**Task description:** Using the data below, count the lines where "Mozilla" appears, and answer with the number alone.

BEGIN Task material

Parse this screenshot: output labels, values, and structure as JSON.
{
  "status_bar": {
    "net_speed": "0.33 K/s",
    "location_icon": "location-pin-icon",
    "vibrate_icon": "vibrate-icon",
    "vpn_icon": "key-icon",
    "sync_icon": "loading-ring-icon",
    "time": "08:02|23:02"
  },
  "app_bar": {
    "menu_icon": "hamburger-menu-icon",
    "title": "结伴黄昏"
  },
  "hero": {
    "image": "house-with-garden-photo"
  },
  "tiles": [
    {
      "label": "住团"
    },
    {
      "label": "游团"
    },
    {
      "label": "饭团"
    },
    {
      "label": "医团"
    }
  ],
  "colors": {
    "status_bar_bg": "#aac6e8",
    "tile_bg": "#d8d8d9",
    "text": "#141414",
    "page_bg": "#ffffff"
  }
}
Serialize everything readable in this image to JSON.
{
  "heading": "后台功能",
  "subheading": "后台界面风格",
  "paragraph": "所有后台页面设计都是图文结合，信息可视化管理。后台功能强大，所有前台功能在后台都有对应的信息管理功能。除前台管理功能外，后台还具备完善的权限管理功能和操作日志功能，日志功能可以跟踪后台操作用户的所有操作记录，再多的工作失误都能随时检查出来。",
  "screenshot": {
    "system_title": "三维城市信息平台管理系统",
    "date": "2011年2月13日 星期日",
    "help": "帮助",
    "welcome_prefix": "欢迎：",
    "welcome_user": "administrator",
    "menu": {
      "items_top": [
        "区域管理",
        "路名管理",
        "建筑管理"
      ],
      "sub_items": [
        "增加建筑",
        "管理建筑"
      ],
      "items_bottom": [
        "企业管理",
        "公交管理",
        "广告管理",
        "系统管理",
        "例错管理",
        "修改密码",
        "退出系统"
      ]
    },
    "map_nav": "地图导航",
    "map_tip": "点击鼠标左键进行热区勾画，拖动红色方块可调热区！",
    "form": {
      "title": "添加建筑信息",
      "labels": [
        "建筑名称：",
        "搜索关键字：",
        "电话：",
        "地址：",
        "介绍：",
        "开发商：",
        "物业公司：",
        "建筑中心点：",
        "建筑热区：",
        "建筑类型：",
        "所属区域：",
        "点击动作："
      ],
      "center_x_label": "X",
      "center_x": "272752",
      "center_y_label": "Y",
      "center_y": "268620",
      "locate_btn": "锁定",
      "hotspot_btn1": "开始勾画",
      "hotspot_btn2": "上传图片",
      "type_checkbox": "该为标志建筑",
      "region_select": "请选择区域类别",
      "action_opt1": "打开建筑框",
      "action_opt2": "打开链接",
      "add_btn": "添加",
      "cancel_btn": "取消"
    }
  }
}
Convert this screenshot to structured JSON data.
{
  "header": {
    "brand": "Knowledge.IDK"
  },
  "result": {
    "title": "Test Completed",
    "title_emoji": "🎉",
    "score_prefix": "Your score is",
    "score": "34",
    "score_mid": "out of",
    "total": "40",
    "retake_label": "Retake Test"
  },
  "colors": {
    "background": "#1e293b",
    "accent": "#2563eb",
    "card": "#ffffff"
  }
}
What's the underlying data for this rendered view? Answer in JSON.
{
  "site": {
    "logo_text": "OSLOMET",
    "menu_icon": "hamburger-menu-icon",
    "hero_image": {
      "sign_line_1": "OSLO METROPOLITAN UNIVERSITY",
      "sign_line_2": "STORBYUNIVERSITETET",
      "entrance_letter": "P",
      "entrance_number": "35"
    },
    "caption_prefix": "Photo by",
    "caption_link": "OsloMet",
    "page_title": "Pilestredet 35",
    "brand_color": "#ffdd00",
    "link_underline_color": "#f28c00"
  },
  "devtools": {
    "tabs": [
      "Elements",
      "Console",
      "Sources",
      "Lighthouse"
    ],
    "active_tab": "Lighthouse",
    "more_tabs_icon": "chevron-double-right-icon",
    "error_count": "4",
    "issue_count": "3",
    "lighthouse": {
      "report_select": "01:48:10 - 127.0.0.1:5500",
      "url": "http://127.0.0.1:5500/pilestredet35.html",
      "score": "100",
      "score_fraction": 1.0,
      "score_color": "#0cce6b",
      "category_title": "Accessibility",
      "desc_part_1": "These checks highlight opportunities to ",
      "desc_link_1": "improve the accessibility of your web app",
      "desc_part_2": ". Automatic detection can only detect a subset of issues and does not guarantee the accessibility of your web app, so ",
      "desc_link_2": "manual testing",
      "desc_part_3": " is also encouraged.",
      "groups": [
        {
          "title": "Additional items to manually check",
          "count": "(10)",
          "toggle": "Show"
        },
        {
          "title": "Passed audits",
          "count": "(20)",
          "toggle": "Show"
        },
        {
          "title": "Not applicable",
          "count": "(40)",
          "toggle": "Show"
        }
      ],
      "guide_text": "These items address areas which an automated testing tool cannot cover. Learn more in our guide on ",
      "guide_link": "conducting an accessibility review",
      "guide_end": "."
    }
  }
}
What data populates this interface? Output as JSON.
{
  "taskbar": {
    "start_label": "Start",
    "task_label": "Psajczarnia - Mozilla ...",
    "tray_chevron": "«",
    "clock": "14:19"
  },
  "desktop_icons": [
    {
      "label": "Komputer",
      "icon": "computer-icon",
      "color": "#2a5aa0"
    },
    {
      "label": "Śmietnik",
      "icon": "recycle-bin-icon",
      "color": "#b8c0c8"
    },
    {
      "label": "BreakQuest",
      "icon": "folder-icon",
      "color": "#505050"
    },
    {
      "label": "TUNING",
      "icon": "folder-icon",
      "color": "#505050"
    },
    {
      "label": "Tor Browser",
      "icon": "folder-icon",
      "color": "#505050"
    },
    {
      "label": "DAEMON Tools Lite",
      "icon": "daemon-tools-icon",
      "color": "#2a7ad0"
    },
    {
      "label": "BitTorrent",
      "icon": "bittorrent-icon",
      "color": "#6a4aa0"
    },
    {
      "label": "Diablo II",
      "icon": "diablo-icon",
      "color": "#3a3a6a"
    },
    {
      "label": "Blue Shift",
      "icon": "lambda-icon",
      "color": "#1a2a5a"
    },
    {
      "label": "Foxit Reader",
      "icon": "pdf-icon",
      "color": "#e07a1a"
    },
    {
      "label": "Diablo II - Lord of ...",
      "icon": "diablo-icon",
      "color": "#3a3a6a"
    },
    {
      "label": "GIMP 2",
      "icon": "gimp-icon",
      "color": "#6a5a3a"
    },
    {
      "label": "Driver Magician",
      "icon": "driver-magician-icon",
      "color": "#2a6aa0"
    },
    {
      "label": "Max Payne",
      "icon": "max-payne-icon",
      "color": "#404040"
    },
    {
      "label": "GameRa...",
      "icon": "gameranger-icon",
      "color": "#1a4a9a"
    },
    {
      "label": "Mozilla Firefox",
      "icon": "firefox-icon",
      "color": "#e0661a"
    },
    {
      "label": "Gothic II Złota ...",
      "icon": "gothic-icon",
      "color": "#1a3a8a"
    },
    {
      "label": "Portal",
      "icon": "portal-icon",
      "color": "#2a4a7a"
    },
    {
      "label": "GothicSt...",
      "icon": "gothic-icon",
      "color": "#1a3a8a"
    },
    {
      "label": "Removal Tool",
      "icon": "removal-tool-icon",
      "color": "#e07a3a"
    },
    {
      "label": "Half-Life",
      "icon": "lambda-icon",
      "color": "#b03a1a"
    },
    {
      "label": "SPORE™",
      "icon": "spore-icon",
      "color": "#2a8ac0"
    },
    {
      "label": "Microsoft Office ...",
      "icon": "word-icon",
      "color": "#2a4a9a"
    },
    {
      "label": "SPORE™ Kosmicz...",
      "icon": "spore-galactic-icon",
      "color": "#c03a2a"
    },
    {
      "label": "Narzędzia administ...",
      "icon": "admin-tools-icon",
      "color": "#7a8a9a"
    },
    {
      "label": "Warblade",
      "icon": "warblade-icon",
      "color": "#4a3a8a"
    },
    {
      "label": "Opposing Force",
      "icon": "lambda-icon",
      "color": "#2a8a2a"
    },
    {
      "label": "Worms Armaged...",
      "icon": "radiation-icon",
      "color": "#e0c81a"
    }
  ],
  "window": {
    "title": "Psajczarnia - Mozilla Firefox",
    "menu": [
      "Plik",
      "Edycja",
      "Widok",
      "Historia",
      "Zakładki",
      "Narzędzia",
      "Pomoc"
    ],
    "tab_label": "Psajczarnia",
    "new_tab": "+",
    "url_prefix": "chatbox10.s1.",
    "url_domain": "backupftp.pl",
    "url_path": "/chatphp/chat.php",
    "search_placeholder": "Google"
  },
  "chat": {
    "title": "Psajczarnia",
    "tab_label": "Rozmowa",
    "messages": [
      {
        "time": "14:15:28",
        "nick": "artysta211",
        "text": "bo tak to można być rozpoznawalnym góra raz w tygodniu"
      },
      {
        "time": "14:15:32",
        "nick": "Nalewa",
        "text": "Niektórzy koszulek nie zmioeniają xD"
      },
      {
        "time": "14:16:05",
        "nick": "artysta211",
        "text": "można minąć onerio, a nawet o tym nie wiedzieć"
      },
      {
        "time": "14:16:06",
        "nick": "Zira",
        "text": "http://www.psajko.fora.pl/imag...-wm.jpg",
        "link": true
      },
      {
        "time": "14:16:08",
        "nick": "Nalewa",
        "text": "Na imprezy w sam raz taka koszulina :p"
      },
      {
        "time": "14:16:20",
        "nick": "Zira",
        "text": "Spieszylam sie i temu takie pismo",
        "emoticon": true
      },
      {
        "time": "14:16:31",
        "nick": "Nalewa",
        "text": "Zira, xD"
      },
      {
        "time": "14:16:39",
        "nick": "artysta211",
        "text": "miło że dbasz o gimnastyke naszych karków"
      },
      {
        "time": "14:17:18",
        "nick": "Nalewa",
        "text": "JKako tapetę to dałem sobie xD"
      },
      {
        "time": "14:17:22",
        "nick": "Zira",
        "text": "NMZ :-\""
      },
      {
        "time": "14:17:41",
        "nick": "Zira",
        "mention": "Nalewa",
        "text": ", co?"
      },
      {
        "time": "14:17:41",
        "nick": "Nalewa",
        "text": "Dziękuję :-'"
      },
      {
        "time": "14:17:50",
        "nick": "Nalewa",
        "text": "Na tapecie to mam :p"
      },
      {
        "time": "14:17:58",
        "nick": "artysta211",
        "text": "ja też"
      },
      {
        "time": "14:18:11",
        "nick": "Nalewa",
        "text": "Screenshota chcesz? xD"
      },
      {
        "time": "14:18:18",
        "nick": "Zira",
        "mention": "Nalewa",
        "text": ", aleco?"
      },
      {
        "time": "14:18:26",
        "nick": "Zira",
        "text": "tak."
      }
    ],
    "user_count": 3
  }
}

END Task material

**Solution:** 3